Please copy every line of the data in which the string "kind" appears.

----------------

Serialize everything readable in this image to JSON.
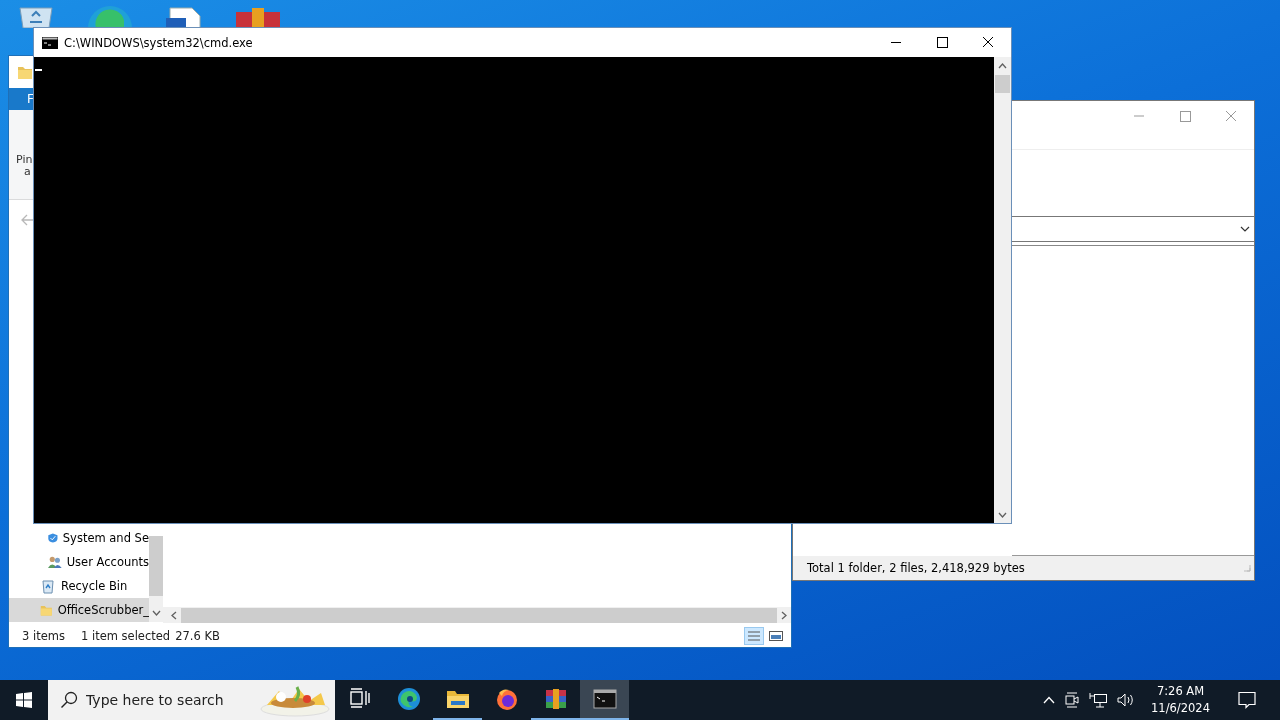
{
  "explorer_window": {
    "ribbon_tab": "F",
    "ribbon_label_lines": [
      "Pin",
      "a"
    ],
    "nav_items": [
      {
        "kind": "control-panel",
        "label": "System and Se",
        "selected": false
      },
      {
        "kind": "users",
        "label": "User Accounts",
        "selected": false
      },
      {
        "kind": "recycle-bin",
        "label": "Recycle Bin",
        "selected": false
      },
      {
        "kind": "folder",
        "label": "OfficeScrubber_",
        "selected": true
      }
    ],
    "status_bar": {
      "item_count": "3 items",
      "selection": "1 item selected",
      "size": "27.6 KB"
    }
  },
  "archive_window": {
    "status_bar": "Total 1 folder, 2 files, 2,418,929 bytes"
  },
  "console_window": {
    "title": "C:\\WINDOWS\\system32\\cmd.exe"
  },
  "taskbar": {
    "search": {
      "placeholder": "Type here to search"
    },
    "apps": [
      {
        "kind": "task-view",
        "running": false,
        "selected": false
      },
      {
        "kind": "edge",
        "running": false,
        "selected": false
      },
      {
        "kind": "explorer",
        "running": true,
        "selected": false
      },
      {
        "kind": "firefox",
        "running": false,
        "selected": false
      },
      {
        "kind": "winrar",
        "running": true,
        "selected": false
      },
      {
        "kind": "console",
        "running": true,
        "selected": true
      }
    ],
    "clock": {
      "time": "7:26 AM",
      "date": "11/6/2024"
    }
  }
}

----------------

» **COMPLETED TASK**
        "kind": "control-panel",
        "kind": "users",
        "kind": "recycle-bin",
        "kind": "folder",
        "kind": "task-view",
        "kind": "edge",
        "kind": "explorer",
        "kind": "firefox",
        "kind": "winrar",
        "kind": "console",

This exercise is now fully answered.